Starting the fourth quarter, the lead goes from four points to two, to switching hands every minute or so. With about 50 seconds to go, Windsor goes up one. Rob Smart brings the ball upcourt, working the clock. Phil pops out to set a screen. Robbie drives inside and gets fouled with 18.6 ticks left.
On the bench, Wegs turns to me and whispers, "This is just like in the movies." Game on the line, ball in the star player's hand. As if there was any doubt, Rob drains the shots for his 34th and 35th points of the night, giving us a 68-67 lead.
(Sadly, the same guy who forgets to pay his cable bill on time remembers Smart was 12-of-18 of the field that night. Claude Scilley from the Kingston Whig-Standard was very good about compiling boxscores, and well, let's not get into why a young man would pore over the boxscores of basketball games in which he had been a participant, and on rare occasions, even actually played.)
Forster calls timeout to set up a play, which it hadn't had much reason to do all night. As the seconds tick away, a guard goes backdoor on Gavin Stainton, and flips in a runner with five seconds left. Phil scoops up the ball and inbounds to Rob, who with seemingly half of southwestern Ontario closing in on him, turns and throws a half-court-length pass to Gavin, who had alertly taken off for the other end after losing his man on defence. With two seconds left, he takes off from the foul line for a layup ... and the bloody ball clanks off the back of the rim.
(The way it's remembered is there was a beat between the ball bouncing off and the buzzer. Maybe there was time for one more dribble, but for a high school player, it might have been a good play just to get in that position. My sister, Trina, said later that the only problem was that the only player we had who could make that shot was the one who threw the pass.)
Game over. We lose, 69-68. It doesn't seem real.
The next day we meet Peterborough, who we had beaten back at Christmastime. We find ourselves down 24-0 in the first quarter. Smartie fouled out in the third quarter after picking up four offensive fouls. It was a debacle, but the real burn was from the night before. We shot 0-for-10 from downtown, with seven of the misses coming from Wegs.
With two minutes left, we're playing out the string when Phil takes the ball out of bounds after a free throw and puts it in to Rob Wilson. (Wegs always remembered that Rob actually got the ball after grabbing a rebound.) Normally, Wilson is known as "Teflon" because nothing seems to sticks to his hands, and for the season, he's about 1-for-10 at the line.

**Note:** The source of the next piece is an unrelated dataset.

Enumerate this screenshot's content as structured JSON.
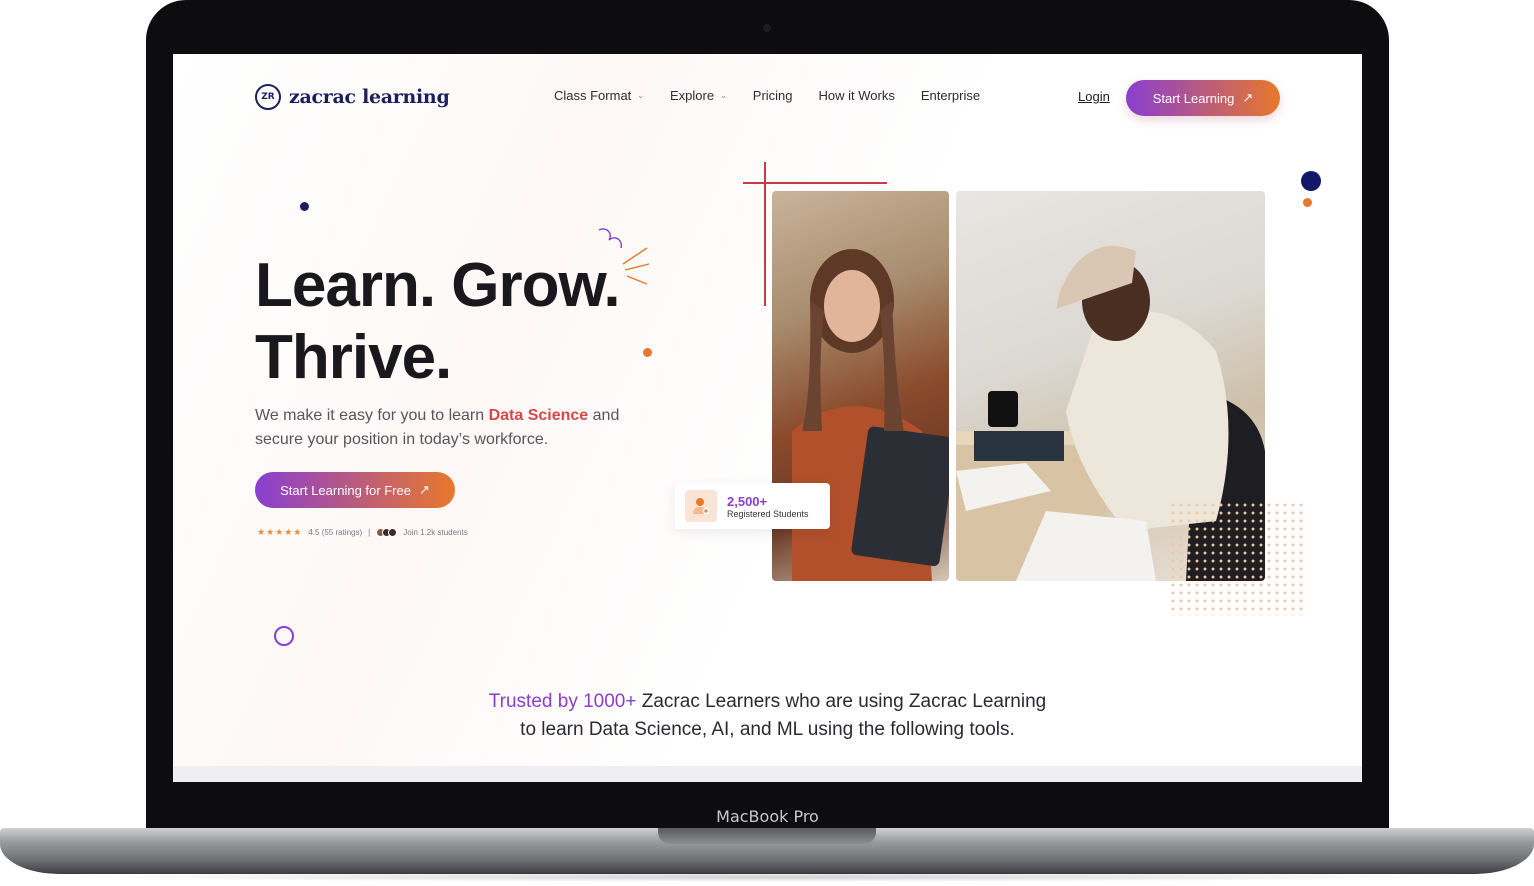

But this time his aim is true, and he lays the ball in off the glass into his OWN BASKET.
Claude Scilley of the Kingston Whig-Standard summed up the own-basket thusly:
"There was a not a single sign of displeasure among the Ernestown Eagles yesterday when Rob Wilson took an inbounds pass, gracefully pivoted, and put the ball into his own basket.Guess who that guy on the bench was?
"Actually, it was perfect.
" 'One of the guys on the bench said to me, 'Coach, if that had been me, I'd have missed the shot,'" said Eagles coach Tom Turnbull. 'I thought, No, the way things went today, there's no way we would have missed that shot.' "